Cognizant also sees “significant market upside” in growth outside the U.S., he said. The company already “achieved market leadership” in North America, but its businesses outside the U.S. crossed the $3 billion mark for the first time last year, he pointed out.

“By replicating our North American market share in our core global markets, we see a potentially addressable fivefold opportunity for growth over the next five to seven years,” he said, adding: Cognizant “has been investing heavily across Europe, Asia Pacific and Latin America, where many country markets have already become significant growth engines for us.”

The company already expanded its client roster through those continued investments and several countries can become $1 billion businesses for Cognizant “early in the next decade,” he said.

The six key technology capabilities cited by D’Souza that serve as the core of Cognizant’s digital strategy represent a combined $500 billion-plus market opportunity for the company, according to Malcolm Frank, EVP of strategy & marketing.

Providing more details about Cognizant’s AI initiatives, Frank said the company now has more than 20,000 data, analytics and AI technology specialists, more than 500 data scientists and more than 6,000 AI, machine learning (ML) and cognitive experts.

“There’s a war for talent in this market,” he said of the AI space, adding: 
“People who know AI cold are massively concentrated in probably a dozen-dozen and a half companies around the world and we’re one of them. And we need to continue to press on the accelerator on that front.”

AI, meanwhile, is “no longer the domain of debates [although,] in some places, people still debate [whether we’re] going to be working for our robot overlords in 20 years,” he told attendees. AI is also “no longer about science projects,” he said, pointing out the technology now is “really just the next-generation productivity tool.”

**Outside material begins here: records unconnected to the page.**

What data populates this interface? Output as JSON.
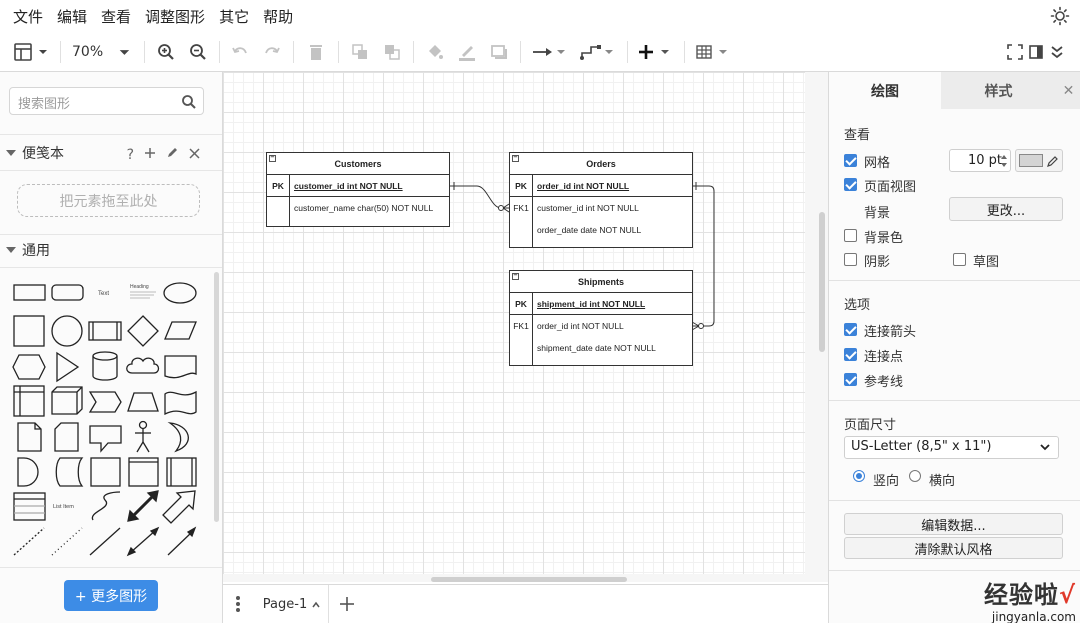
{
  "menu": [
    "文件",
    "编辑",
    "查看",
    "调整图形",
    "其它",
    "帮助"
  ],
  "toolbar": {
    "zoom": "70%"
  },
  "left": {
    "search_placeholder": "搜索图形",
    "scratchpad_title": "便笺本",
    "scratchpad_tools": "?",
    "dropzone": "把元素拖至此处",
    "general_title": "通用",
    "more_shapes": "+ 更多图形",
    "shape_labels": {
      "text": "Text",
      "heading": "Heading",
      "list_item": "List Item"
    }
  },
  "diagram": {
    "customers": {
      "title": "Customers",
      "rows": [
        {
          "key": "PK",
          "field": "customer_id int NOT NULL"
        },
        {
          "key": "",
          "field": "customer_name char(50) NOT NULL"
        }
      ]
    },
    "orders": {
      "title": "Orders",
      "rows": [
        {
          "key": "PK",
          "field": "order_id int NOT NULL"
        },
        {
          "key": "FK1",
          "field": "customer_id int NOT NULL"
        },
        {
          "key": "",
          "field": "order_date date NOT NULL"
        }
      ]
    },
    "shipments": {
      "title": "Shipments",
      "rows": [
        {
          "key": "PK",
          "field": "shipment_id int NOT NULL"
        },
        {
          "key": "FK1",
          "field": "order_id int NOT NULL"
        },
        {
          "key": "",
          "field": "shipment_date date NOT NULL"
        }
      ]
    }
  },
  "pages": {
    "tab": "Page-1"
  },
  "right": {
    "tab_diagram": "绘图",
    "tab_style": "样式",
    "close": "✕",
    "view_title": "查看",
    "grid": "网格",
    "grid_size": "10 pt",
    "page_view": "页面视图",
    "background": "背景",
    "change": "更改...",
    "background_color": "背景色",
    "shadow": "阴影",
    "sketch": "草图",
    "options_title": "选项",
    "connection_arrows": "连接箭头",
    "connection_points": "连接点",
    "guides": "参考线",
    "page_size_title": "页面尺寸",
    "page_size": "US-Letter (8,5\" x 11\")",
    "portrait": "竖向",
    "landscape": "横向",
    "edit_data": "编辑数据...",
    "clear_style": "清除默认风格",
    "checkbox_states": {
      "grid": true,
      "page_view": true,
      "background_color": false,
      "shadow": false,
      "sketch": false,
      "connection_arrows": true,
      "connection_points": true,
      "guides": true
    },
    "orientation": "portrait"
  },
  "watermark": {
    "line1": "经验啦",
    "check": "√",
    "line2": "jingyanla.com"
  },
  "colors": {
    "accent": "#3b82d9",
    "button_blue": "#3d8ce6"
  }
}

Cognizant is bringing analytics, AI and ML across various use cases in multiple industries it has a presence in, he said. As examples, for targeted marketing and personalization, Cognizant offers ML and natural language processing, while for customer service transformation, it offers intelligent response agents and chatbots, according to the company.

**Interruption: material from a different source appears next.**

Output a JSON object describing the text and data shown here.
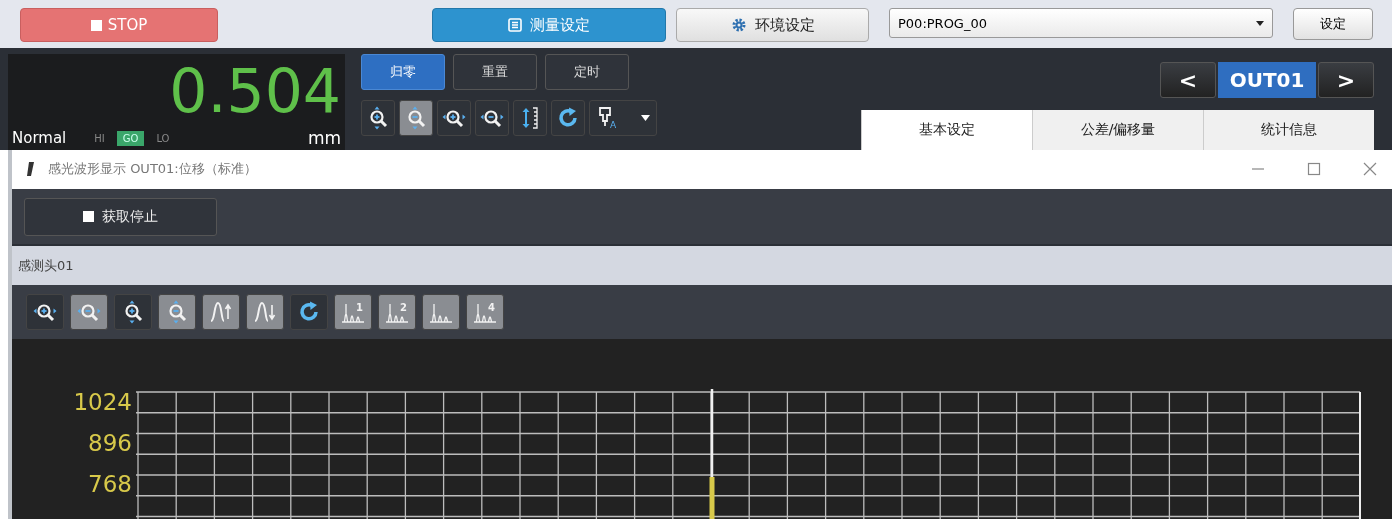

Cognizant is also helping some auto makers with autonomy, but Frank said: “There’s a faster-moving space, which is around robotics” and assembly lines. IT automation, meanwhile, presents a “great double win” that “we strongly encourage our clients to do” because the client gets automation benefits in IT, while its IT staff learns tools and can start to deploy them across their organizations, he said.

We are, meanwhile, now “evolving into the fifth wave of corporate IT,” he went on to say. This fifth “digital wave is by far the biggest” and it’s “moving so much faster” than the prior waves (mainframe from 1960-1976, minicomputer 1976-1992, distributed PC 1992-2001 and Internet 2001-2017), he said, adding: “We’re probably in the second inning of this baseball game.”

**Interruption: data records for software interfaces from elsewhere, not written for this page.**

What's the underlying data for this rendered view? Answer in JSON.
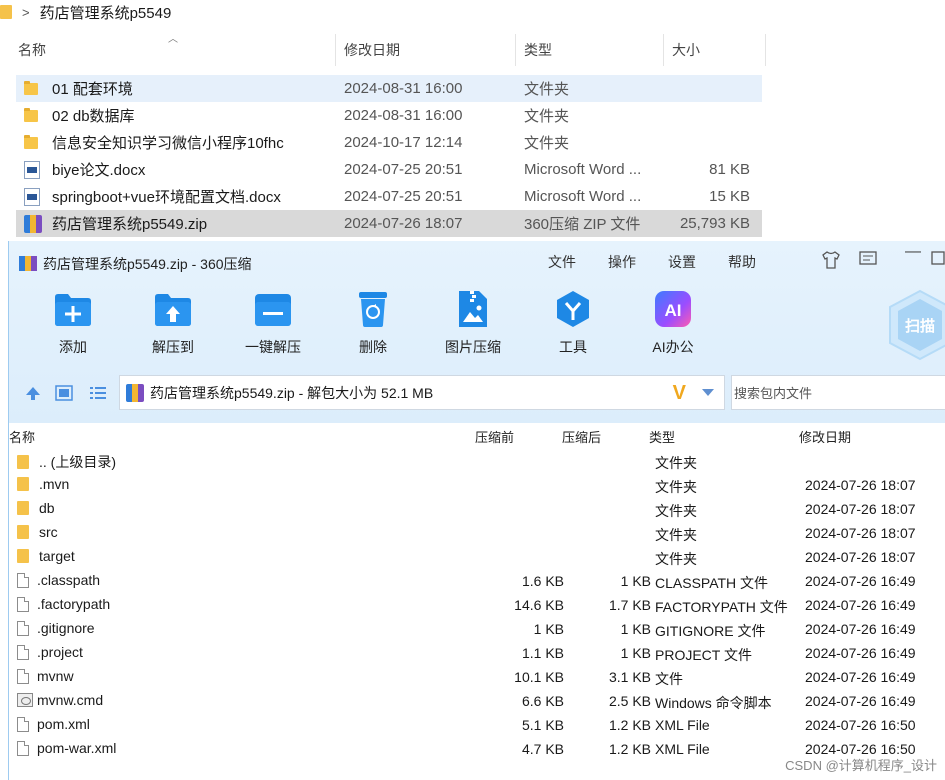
{
  "explorer": {
    "breadcrumb": "药店管理系统p5549",
    "columns": {
      "name": "名称",
      "date": "修改日期",
      "type": "类型",
      "size": "大小"
    },
    "files": [
      {
        "name": "01 配套环境",
        "date": "2024-08-31 16:00",
        "type": "文件夹",
        "size": "",
        "icon": "folder-icon"
      },
      {
        "name": "02 db数据库",
        "date": "2024-08-31 16:00",
        "type": "文件夹",
        "size": "",
        "icon": "folder-icon"
      },
      {
        "name": "信息安全知识学习微信小程序10fhc",
        "date": "2024-10-17 12:14",
        "type": "文件夹",
        "size": "",
        "icon": "folder-icon"
      },
      {
        "name": "biye论文.docx",
        "date": "2024-07-25 20:51",
        "type": "Microsoft Word ...",
        "size": "81 KB",
        "icon": "word-icon"
      },
      {
        "name": "springboot+vue环境配置文档.docx",
        "date": "2024-07-25 20:51",
        "type": "Microsoft Word ...",
        "size": "15 KB",
        "icon": "word-icon"
      },
      {
        "name": "药店管理系统p5549.zip",
        "date": "2024-07-26 18:07",
        "type": "360压缩 ZIP 文件",
        "size": "25,793 KB",
        "icon": "zip-icon"
      }
    ]
  },
  "zip": {
    "title": "药店管理系统p5549.zip - 360压缩",
    "menu": [
      "文件",
      "操作",
      "设置",
      "帮助"
    ],
    "tools": [
      "添加",
      "解压到",
      "一键解压",
      "删除",
      "图片压缩",
      "工具",
      "AI办公"
    ],
    "scan_label": "扫描",
    "ai_label": "AI",
    "address": "药店管理系统p5549.zip - 解包大小为 52.1 MB",
    "search_placeholder": "搜索包内文件",
    "columns": {
      "name": "名称",
      "packed_before": "压缩前",
      "packed_after": "压缩后",
      "type": "类型",
      "date": "修改日期"
    },
    "entries": [
      {
        "name": ".. (上级目录)",
        "before": "",
        "after": "",
        "type": "文件夹",
        "date": "",
        "icon": "folder"
      },
      {
        "name": ".mvn",
        "before": "",
        "after": "",
        "type": "文件夹",
        "date": "2024-07-26 18:07",
        "icon": "folder"
      },
      {
        "name": "db",
        "before": "",
        "after": "",
        "type": "文件夹",
        "date": "2024-07-26 18:07",
        "icon": "folder"
      },
      {
        "name": "src",
        "before": "",
        "after": "",
        "type": "文件夹",
        "date": "2024-07-26 18:07",
        "icon": "folder"
      },
      {
        "name": "target",
        "before": "",
        "after": "",
        "type": "文件夹",
        "date": "2024-07-26 18:07",
        "icon": "folder"
      },
      {
        "name": ".classpath",
        "before": "1.6 KB",
        "after": "1 KB",
        "type": "CLASSPATH 文件",
        "date": "2024-07-26 16:49",
        "icon": "file"
      },
      {
        "name": ".factorypath",
        "before": "14.6 KB",
        "after": "1.7 KB",
        "type": "FACTORYPATH 文件",
        "date": "2024-07-26 16:49",
        "icon": "file"
      },
      {
        "name": ".gitignore",
        "before": "1 KB",
        "after": "1 KB",
        "type": "GITIGNORE 文件",
        "date": "2024-07-26 16:49",
        "icon": "file"
      },
      {
        "name": ".project",
        "before": "1.1 KB",
        "after": "1 KB",
        "type": "PROJECT 文件",
        "date": "2024-07-26 16:49",
        "icon": "file"
      },
      {
        "name": "mvnw",
        "before": "10.1 KB",
        "after": "3.1 KB",
        "type": "文件",
        "date": "2024-07-26 16:49",
        "icon": "file"
      },
      {
        "name": "mvnw.cmd",
        "before": "6.6 KB",
        "after": "2.5 KB",
        "type": "Windows 命令脚本",
        "date": "2024-07-26 16:49",
        "icon": "cmd"
      },
      {
        "name": "pom.xml",
        "before": "5.1 KB",
        "after": "1.2 KB",
        "type": "XML File",
        "date": "2024-07-26 16:50",
        "icon": "file"
      },
      {
        "name": "pom-war.xml",
        "before": "4.7 KB",
        "after": "1.2 KB",
        "type": "XML File",
        "date": "2024-07-26 16:50",
        "icon": "file"
      }
    ]
  },
  "watermark": "CSDN @计算机程序_设计",
  "colors": {
    "accent": "#1e88e5",
    "toolbar_bg": "#e2f0fc",
    "selection": "#e6f0fb"
  }
}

There is a lot of “turmoil and change” being seen in the communications, media and entertainment sector “due to digital,” he also said. Netflix is now “going after bigger prey” than Blockbuster and “targeting the “media goliaths,” he said, noting Netflix now has more subscribers in the U.S. than all of pay-tv combined and “they’re just getting warmed up.”